**Assigned task:** Would you show every line from the records that holds "localhost"?

**Data provided:**

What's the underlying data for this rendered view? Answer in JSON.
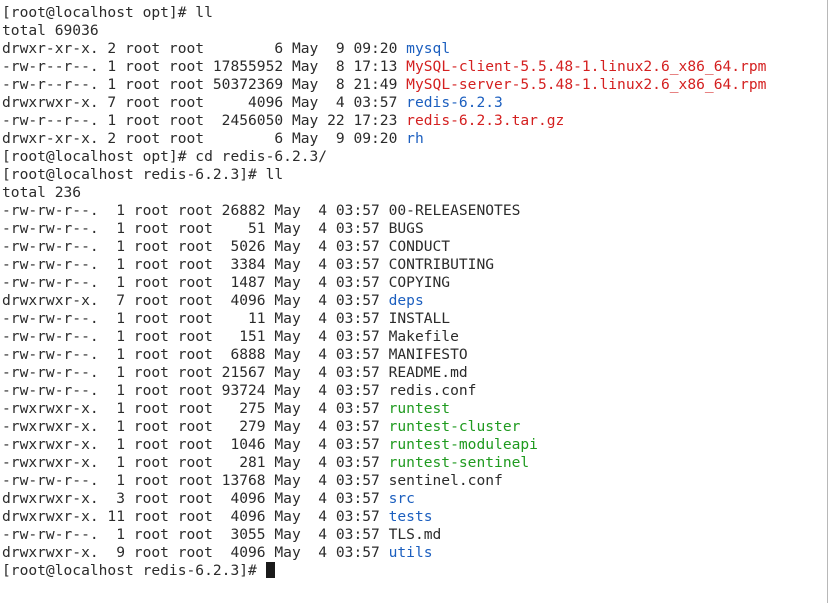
{
  "colors": {
    "background": "#ffffff",
    "text": "#2b2b2b",
    "directory": "#1c5fbf",
    "archive": "#d42020",
    "executable": "#1f9a1f"
  },
  "lines": [
    {
      "kind": "text",
      "text": "[root@localhost opt]# ll"
    },
    {
      "kind": "text",
      "text": "total 69036"
    },
    {
      "kind": "file",
      "prefix": "drwxr-xr-x. 2 root root        6 May  9 09:20 ",
      "name": "mysql",
      "type": "dir"
    },
    {
      "kind": "file",
      "prefix": "-rw-r--r--. 1 root root 17855952 May  8 17:13 ",
      "name": "MySQL-client-5.5.48-1.linux2.6_x86_64.rpm",
      "type": "rpm"
    },
    {
      "kind": "file",
      "prefix": "-rw-r--r--. 1 root root 50372369 May  8 21:49 ",
      "name": "MySQL-server-5.5.48-1.linux2.6_x86_64.rpm",
      "type": "rpm"
    },
    {
      "kind": "file",
      "prefix": "drwxrwxr-x. 7 root root     4096 May  4 03:57 ",
      "name": "redis-6.2.3",
      "type": "dir"
    },
    {
      "kind": "file",
      "prefix": "-rw-r--r--. 1 root root  2456050 May 22 17:23 ",
      "name": "redis-6.2.3.tar.gz",
      "type": "archive"
    },
    {
      "kind": "file",
      "prefix": "drwxr-xr-x. 2 root root        6 May  9 09:20 ",
      "name": "rh",
      "type": "dir"
    },
    {
      "kind": "text",
      "text": "[root@localhost opt]# cd redis-6.2.3/"
    },
    {
      "kind": "text",
      "text": "[root@localhost redis-6.2.3]# ll"
    },
    {
      "kind": "text",
      "text": "total 236"
    },
    {
      "kind": "file",
      "prefix": "-rw-rw-r--.  1 root root 26882 May  4 03:57 ",
      "name": "00-RELEASENOTES",
      "type": "plain"
    },
    {
      "kind": "file",
      "prefix": "-rw-rw-r--.  1 root root    51 May  4 03:57 ",
      "name": "BUGS",
      "type": "plain"
    },
    {
      "kind": "file",
      "prefix": "-rw-rw-r--.  1 root root  5026 May  4 03:57 ",
      "name": "CONDUCT",
      "type": "plain"
    },
    {
      "kind": "file",
      "prefix": "-rw-rw-r--.  1 root root  3384 May  4 03:57 ",
      "name": "CONTRIBUTING",
      "type": "plain"
    },
    {
      "kind": "file",
      "prefix": "-rw-rw-r--.  1 root root  1487 May  4 03:57 ",
      "name": "COPYING",
      "type": "plain"
    },
    {
      "kind": "file",
      "prefix": "drwxrwxr-x.  7 root root  4096 May  4 03:57 ",
      "name": "deps",
      "type": "dir"
    },
    {
      "kind": "file",
      "prefix": "-rw-rw-r--.  1 root root    11 May  4 03:57 ",
      "name": "INSTALL",
      "type": "plain"
    },
    {
      "kind": "file",
      "prefix": "-rw-rw-r--.  1 root root   151 May  4 03:57 ",
      "name": "Makefile",
      "type": "plain"
    },
    {
      "kind": "file",
      "prefix": "-rw-rw-r--.  1 root root  6888 May  4 03:57 ",
      "name": "MANIFESTO",
      "type": "plain"
    },
    {
      "kind": "file",
      "prefix": "-rw-rw-r--.  1 root root 21567 May  4 03:57 ",
      "name": "README.md",
      "type": "plain"
    },
    {
      "kind": "file",
      "prefix": "-rw-rw-r--.  1 root root 93724 May  4 03:57 ",
      "name": "redis.conf",
      "type": "plain"
    },
    {
      "kind": "file",
      "prefix": "-rwxrwxr-x.  1 root root   275 May  4 03:57 ",
      "name": "runtest",
      "type": "exec"
    },
    {
      "kind": "file",
      "prefix": "-rwxrwxr-x.  1 root root   279 May  4 03:57 ",
      "name": "runtest-cluster",
      "type": "exec"
    },
    {
      "kind": "file",
      "prefix": "-rwxrwxr-x.  1 root root  1046 May  4 03:57 ",
      "name": "runtest-moduleapi",
      "type": "exec"
    },
    {
      "kind": "file",
      "prefix": "-rwxrwxr-x.  1 root root   281 May  4 03:57 ",
      "name": "runtest-sentinel",
      "type": "exec"
    },
    {
      "kind": "file",
      "prefix": "-rw-rw-r--.  1 root root 13768 May  4 03:57 ",
      "name": "sentinel.conf",
      "type": "plain"
    },
    {
      "kind": "file",
      "prefix": "drwxrwxr-x.  3 root root  4096 May  4 03:57 ",
      "name": "src",
      "type": "dir"
    },
    {
      "kind": "file",
      "prefix": "drwxrwxr-x. 11 root root  4096 May  4 03:57 ",
      "name": "tests",
      "type": "dir"
    },
    {
      "kind": "file",
      "prefix": "-rw-rw-r--.  1 root root  3055 May  4 03:57 ",
      "name": "TLS.md",
      "type": "plain"
    },
    {
      "kind": "file",
      "prefix": "drwxrwxr-x.  9 root root  4096 May  4 03:57 ",
      "name": "utils",
      "type": "dir"
    }
  ],
  "prompt": "[root@localhost redis-6.2.3]# "
}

**Reply:**
      "text": "[root@localhost opt]# ll"
      "text": "[root@localhost opt]# cd redis-6.2.3/"
      "text": "[root@localhost redis-6.2.3]# ll"
  "prompt": "[root@localhost redis-6.2.3]# "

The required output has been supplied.